Write a letter in response to this article

Letters

Dear Editor

This is a common sight, security companies with guard dogs some of which are so starved that they have been reported to the SPCA. The whole system smacks of corruption.

Unfortunately, again we don't have a say as to how government spends our money, which is why we are in the situation we are in. The abject corruption is shocking. Security firms should also be forced to use rescue dogs and not dogs bred for this industry. Its disgusting.

Dear Editor
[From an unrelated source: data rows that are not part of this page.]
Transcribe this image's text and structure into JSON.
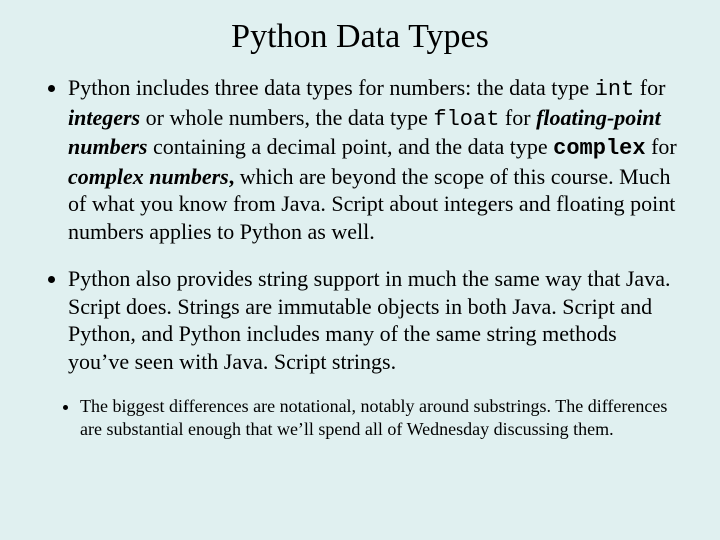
{
  "title": "Python Data Types",
  "b1": {
    "t1": "Python includes three data types for numbers: the data type ",
    "c1": "int",
    "t2": " for ",
    "bi1": "integers",
    "t3": " or whole numbers, the data type ",
    "c2": "float",
    "t4": " for ",
    "bi2": "floating-point numbers",
    "t5": " containing a decimal point, and the data type ",
    "c3": "complex",
    "t6": " for ",
    "bi3": "complex numbers",
    "bi3comma": ",",
    "t7": " which are beyond the scope of this course.  Much of what you know from Java. Script about integers and floating point numbers applies to Python as well."
  },
  "b2": "Python also provides string support in much the same way that Java. Script does.  Strings are immutable objects in both Java. Script and Python, and Python includes many of the same string methods you’ve seen with Java. Script strings.",
  "b3": "The biggest differences are notational, notably around substrings.  The differences are substantial enough that we’ll spend all of Wednesday discussing them."
}
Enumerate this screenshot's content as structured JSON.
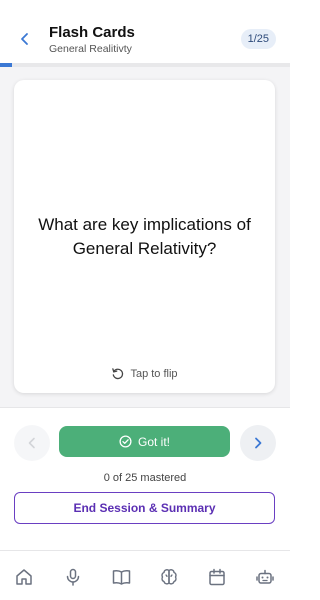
{
  "header": {
    "title": "Flash Cards",
    "subtitle": "General Realitivty",
    "counter": "1/25"
  },
  "progress": {
    "fraction": 0.04
  },
  "card": {
    "question": "What are key implications of General Relativity?",
    "flip_hint": "Tap to flip"
  },
  "controls": {
    "got_it_label": "Got it!",
    "mastered_text": "0 of 25 mastered",
    "end_session_label": "End Session & Summary"
  },
  "bottom_nav": {
    "icons": [
      "home-icon",
      "microphone-icon",
      "book-icon",
      "brain-icon",
      "calendar-icon",
      "robot-icon"
    ]
  },
  "colors": {
    "accent_blue": "#3b78d4",
    "success_green": "#4caf79",
    "purple": "#5b2fb3"
  }
}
Having employed security companies at our building, I have a modicum of knowledge re security guards and their companies. Most are not much more than receptionists, which is ok, because believe it or not, they are not allowed to do a damn thing except call their office or the police if there is a problem. (Our company also does 2 unannounced visits per day randomly.) They are mostly grade D and serve the function of 'personal comfort to the building occupier'. Luckily 99% of intruders are discouraged by their presence. We pay approx R30,000 pm for a 3 man rotation. i understand that a six man rotation with 2 dogs would cost approx R50,000 and to have 18 man with 6 dogs will cost approx. R90,000 to R100,000 pm. Any other amount is graft, theft or Guptanomics. I think the DA council, municipality and government needs a wake up, or get better advisers.

Dear Editor

While this may be beyond the scope of this particular article, something that did strike me was the abysmally low pay that is regarded as standard for security guards.